Then, out of nowhere, a helpful waitress sits down beside her and listens to her requests. She scribbles something down on her notepad, disappears to the back, and returns moments later with the guest’s plate. And? It’s exactly what she wanted.
This obviously doesn’t happen in real life. (Trust me, I used to be a waitress. Mind reading was not one of my services). But what if it happened online when you were looking for recipes? Well in a sense, that’s exactly what Yummly does.
Yummly is a new recipe search engine utilizing some of the web’s best food blogs and recipe sites to bring exactly what you’re looking for right to your food-hungry fingertips, almost effortlessly.
And what sets Yummly apart is something called semantic search. This futuristic tool goes beyond keywords to understand the context of what you’re looking for. For instance, you can search by ingredient, course or dietary restriction. Or you can browse recipes and preview their ingredients and image before you select them. You can also ask for recommendations based on your preferences and they’ll shoot you some tasty suggestions if you don’t have something specific in mind.
There’a also a neat tool that allows you to specify your taste. You can drag a cursor left to right to make the recipes more or less salty, savory, sour, bitter, sweet or spicy. Pretty sweet, huh? Or spicy, depending on how you look at it.
And another valuable feature is a nutritional information box, which provides nutritional statistics for each recipe. The box is identical to the labels you see in supermarkets so you know exactly how many calories, fat, sugar, etc., each dish contains.
And the good news? It looks like Yummly isn’t going anywhere soon. In fact, they’re growing. Thanks to some generous donations, they recently received some major backing to the tune of $6 million to expand their reach. This means users can expect the site’s 600,000 recipe database to expand and diversify. (Maybe they’ll add our recipes at Diets in Review? Wouldn’t that be nice?) Yummly’s ultimate hope, says CEO Dave Feller, is to add personalization features to make the site more of a ‘cooking portal’ than a search engine. Sounds cool to us.
They’re even rivaling search engine king Google when it comes to food. And Google’s scrambling to keep up and even responded with a plan to roll out semantic searching in the next few months. But Yummly’s already ahead of the game so they may have the upper hand on this one.

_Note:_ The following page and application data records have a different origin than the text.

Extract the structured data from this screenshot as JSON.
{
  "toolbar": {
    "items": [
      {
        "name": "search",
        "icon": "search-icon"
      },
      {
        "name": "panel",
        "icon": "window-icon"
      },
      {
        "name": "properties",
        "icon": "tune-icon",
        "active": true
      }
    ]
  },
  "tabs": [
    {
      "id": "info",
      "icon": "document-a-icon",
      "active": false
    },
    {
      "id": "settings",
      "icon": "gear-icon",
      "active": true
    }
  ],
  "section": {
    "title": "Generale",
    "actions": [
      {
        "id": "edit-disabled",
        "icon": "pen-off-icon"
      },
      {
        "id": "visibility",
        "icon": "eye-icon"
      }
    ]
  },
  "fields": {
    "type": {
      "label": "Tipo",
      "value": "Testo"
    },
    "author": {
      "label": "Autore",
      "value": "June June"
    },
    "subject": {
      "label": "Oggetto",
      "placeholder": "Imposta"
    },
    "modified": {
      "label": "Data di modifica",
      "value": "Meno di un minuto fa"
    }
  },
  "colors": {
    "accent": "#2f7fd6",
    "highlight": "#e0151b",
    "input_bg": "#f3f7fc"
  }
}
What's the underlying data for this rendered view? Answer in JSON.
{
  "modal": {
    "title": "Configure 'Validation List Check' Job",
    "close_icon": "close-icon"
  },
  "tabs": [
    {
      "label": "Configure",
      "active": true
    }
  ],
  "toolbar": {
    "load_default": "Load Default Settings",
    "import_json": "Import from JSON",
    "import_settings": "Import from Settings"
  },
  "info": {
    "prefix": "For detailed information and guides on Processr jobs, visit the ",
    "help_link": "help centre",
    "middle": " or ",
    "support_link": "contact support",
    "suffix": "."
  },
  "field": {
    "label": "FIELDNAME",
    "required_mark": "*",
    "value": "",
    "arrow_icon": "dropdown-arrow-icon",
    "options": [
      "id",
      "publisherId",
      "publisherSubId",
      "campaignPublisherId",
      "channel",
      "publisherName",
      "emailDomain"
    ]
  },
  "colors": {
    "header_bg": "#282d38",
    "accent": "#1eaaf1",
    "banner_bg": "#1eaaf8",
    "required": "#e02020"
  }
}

Personally? I’m rooting for them. I like a good underdog story. Plus, the quicker I can find my low-fat peanut butter ice cream pie the better.